_Task requirements_. Go through the data below and work out how many lines contain "Disclosure"; the answer is the number alone.

_Exercise inputs_.
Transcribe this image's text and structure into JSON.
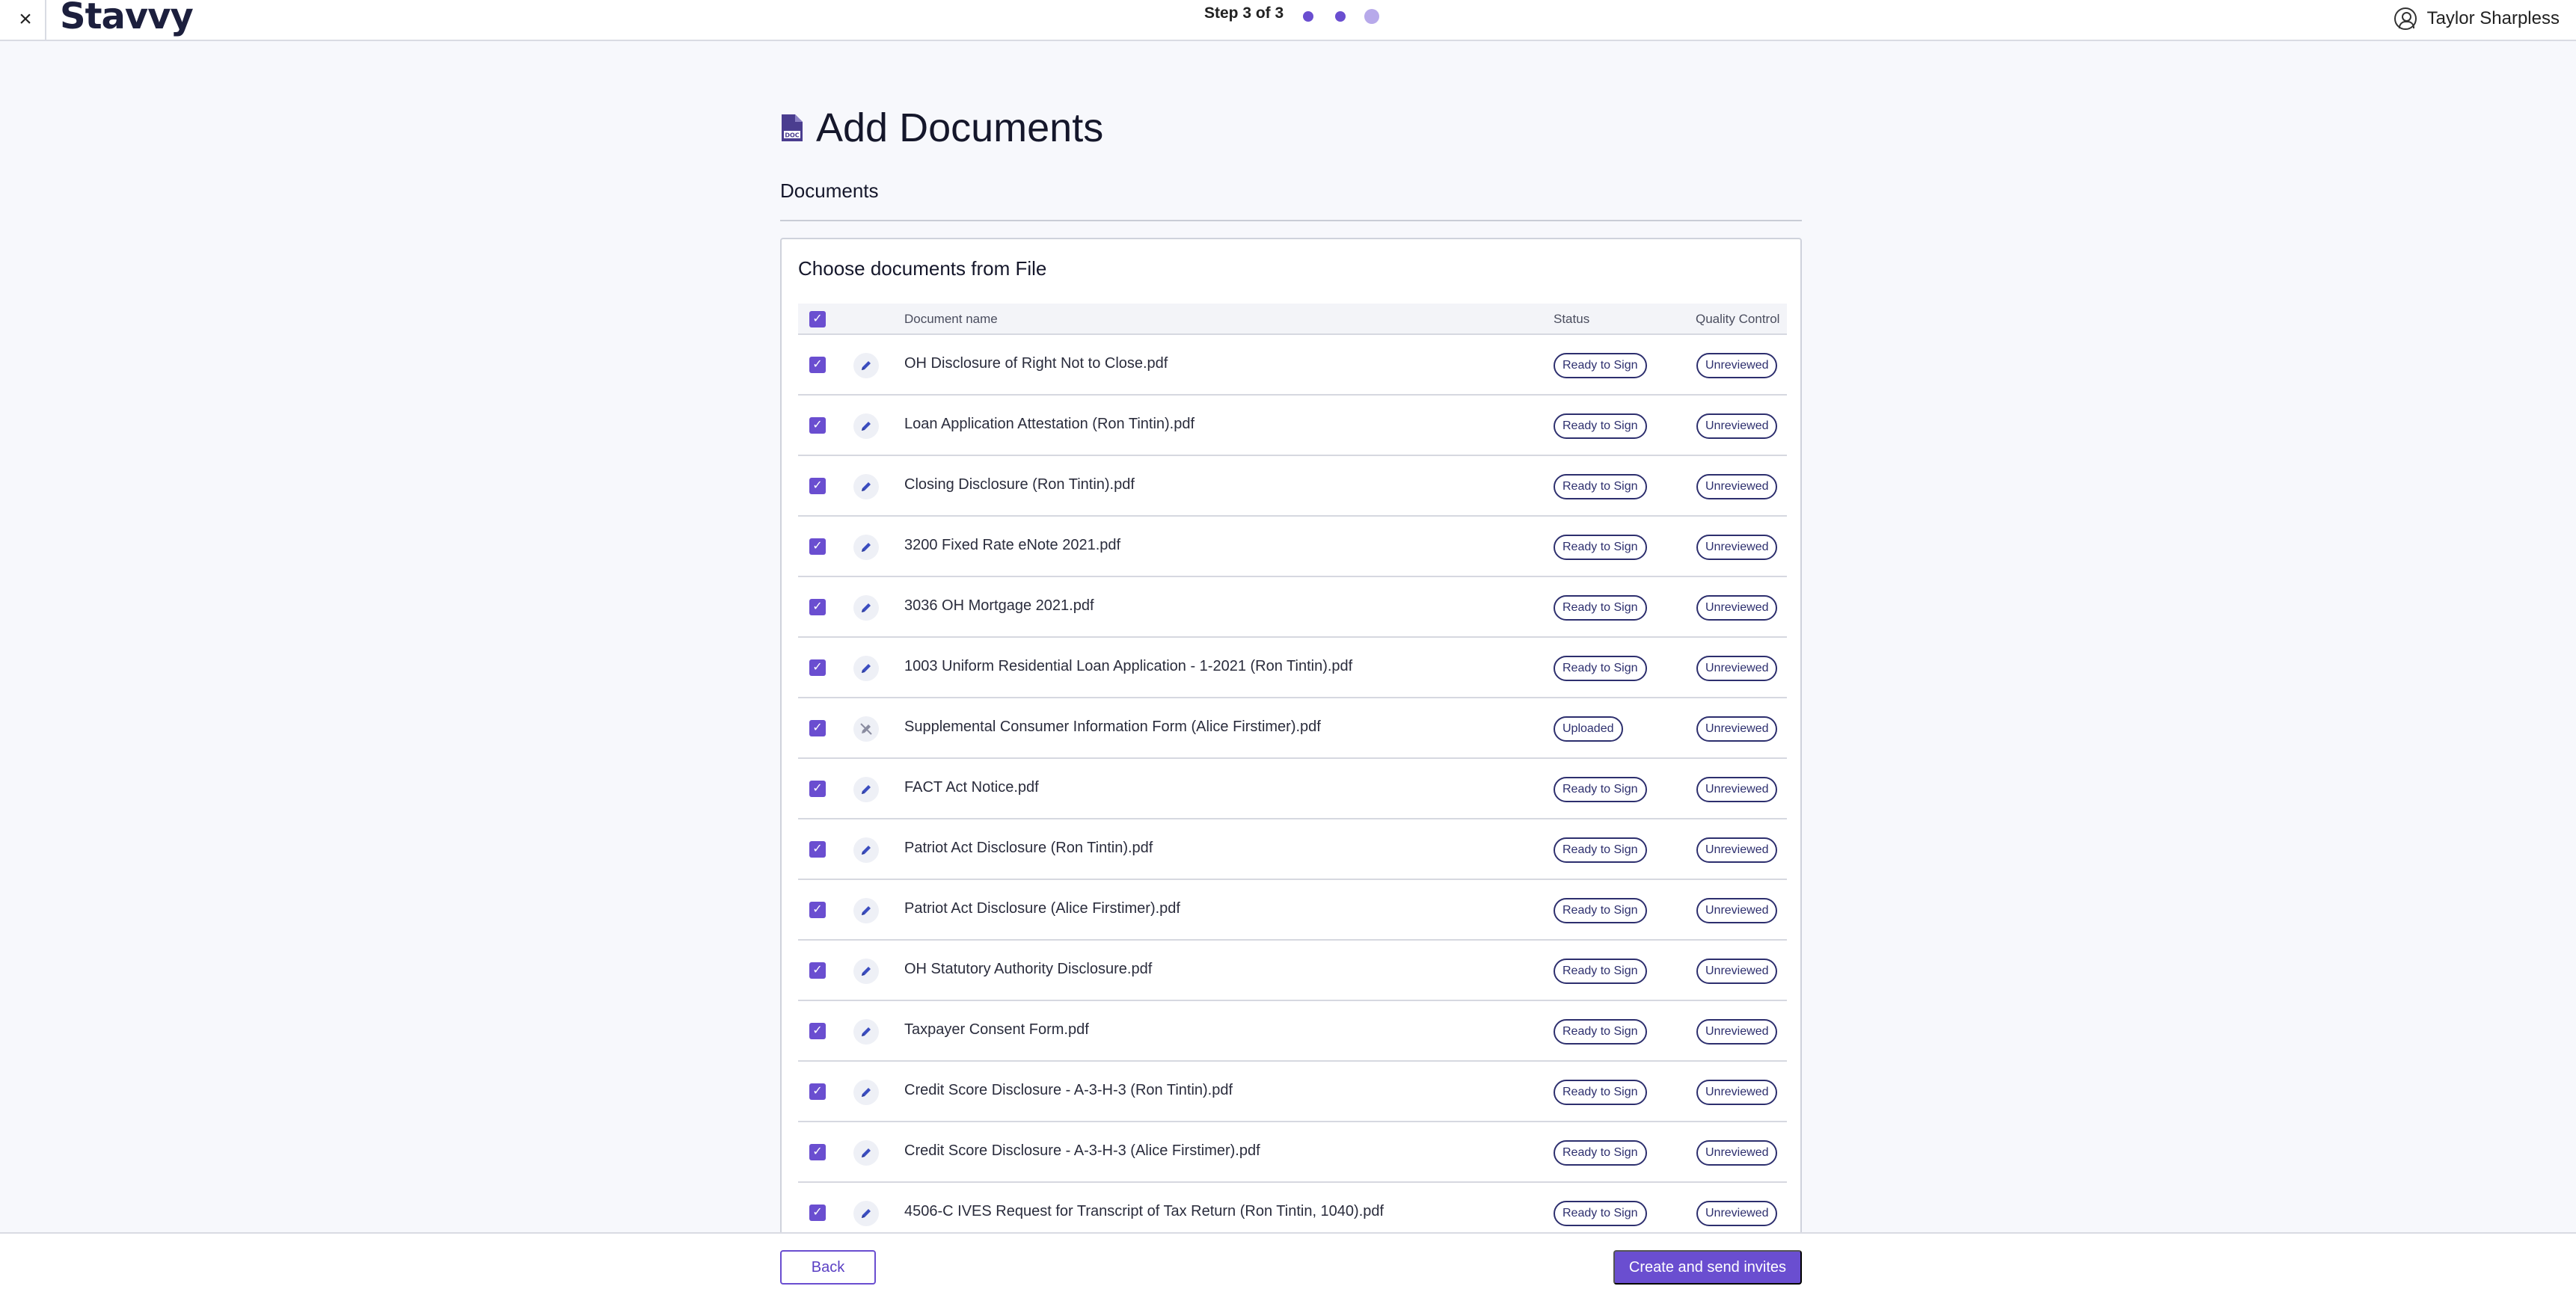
{
  "header": {
    "close_glyph": "×",
    "logo": "Stavvy",
    "step": "Step 3 of 3",
    "user_name": "Taylor Sharpless"
  },
  "page": {
    "title": "Add Documents",
    "section_label": "Documents",
    "card_title": "Choose documents from File"
  },
  "table": {
    "columns": {
      "name": "Document name",
      "status": "Status",
      "qc": "Quality Control"
    },
    "rows": [
      {
        "name": "OH Disclosure of Right Not to Close.pdf",
        "status": "Ready to Sign",
        "qc": "Unreviewed",
        "action_icon": "pencil-icon"
      },
      {
        "name": "Loan Application Attestation (Ron Tintin).pdf",
        "status": "Ready to Sign",
        "qc": "Unreviewed",
        "action_icon": "pencil-icon"
      },
      {
        "name": "Closing Disclosure (Ron Tintin).pdf",
        "status": "Ready to Sign",
        "qc": "Unreviewed",
        "action_icon": "pencil-icon"
      },
      {
        "name": "3200 Fixed Rate eNote 2021.pdf",
        "status": "Ready to Sign",
        "qc": "Unreviewed",
        "action_icon": "pencil-icon"
      },
      {
        "name": "3036 OH Mortgage 2021.pdf",
        "status": "Ready to Sign",
        "qc": "Unreviewed",
        "action_icon": "pencil-icon"
      },
      {
        "name": "1003 Uniform Residential Loan Application - 1-2021 (Ron Tintin).pdf",
        "status": "Ready to Sign",
        "qc": "Unreviewed",
        "action_icon": "pencil-icon"
      },
      {
        "name": "Supplemental Consumer Information Form (Alice Firstimer).pdf",
        "status": "Uploaded",
        "qc": "Unreviewed",
        "action_icon": "pencil-off-icon"
      },
      {
        "name": "FACT Act Notice.pdf",
        "status": "Ready to Sign",
        "qc": "Unreviewed",
        "action_icon": "pencil-icon"
      },
      {
        "name": "Patriot Act Disclosure (Ron Tintin).pdf",
        "status": "Ready to Sign",
        "qc": "Unreviewed",
        "action_icon": "pencil-icon"
      },
      {
        "name": "Patriot Act Disclosure (Alice Firstimer).pdf",
        "status": "Ready to Sign",
        "qc": "Unreviewed",
        "action_icon": "pencil-icon"
      },
      {
        "name": "OH Statutory Authority Disclosure.pdf",
        "status": "Ready to Sign",
        "qc": "Unreviewed",
        "action_icon": "pencil-icon"
      },
      {
        "name": "Taxpayer Consent Form.pdf",
        "status": "Ready to Sign",
        "qc": "Unreviewed",
        "action_icon": "pencil-icon"
      },
      {
        "name": "Credit Score Disclosure - A-3-H-3 (Ron Tintin).pdf",
        "status": "Ready to Sign",
        "qc": "Unreviewed",
        "action_icon": "pencil-icon"
      },
      {
        "name": "Credit Score Disclosure - A-3-H-3 (Alice Firstimer).pdf",
        "status": "Ready to Sign",
        "qc": "Unreviewed",
        "action_icon": "pencil-icon"
      },
      {
        "name": "4506-C IVES Request for Transcript of Tax Return (Ron Tintin, 1040).pdf",
        "status": "Ready to Sign",
        "qc": "Unreviewed",
        "action_icon": "pencil-icon"
      }
    ]
  },
  "footer": {
    "back_label": "Back",
    "create_label": "Create and send invites"
  },
  "colors": {
    "accent": "#6a4ed0",
    "badge_border": "#2d2f6e",
    "background": "#f7f8fc"
  }
}
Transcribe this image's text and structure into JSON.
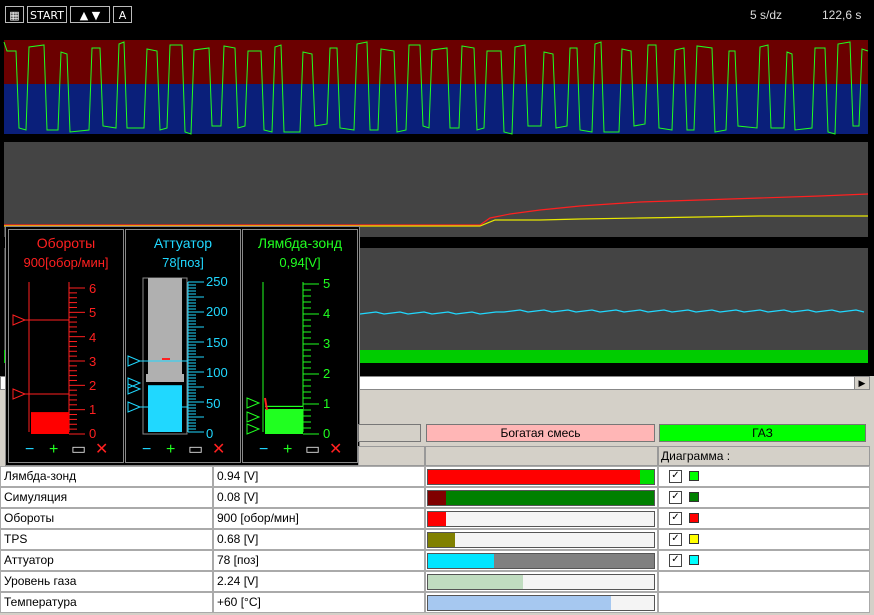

_Task output_. 7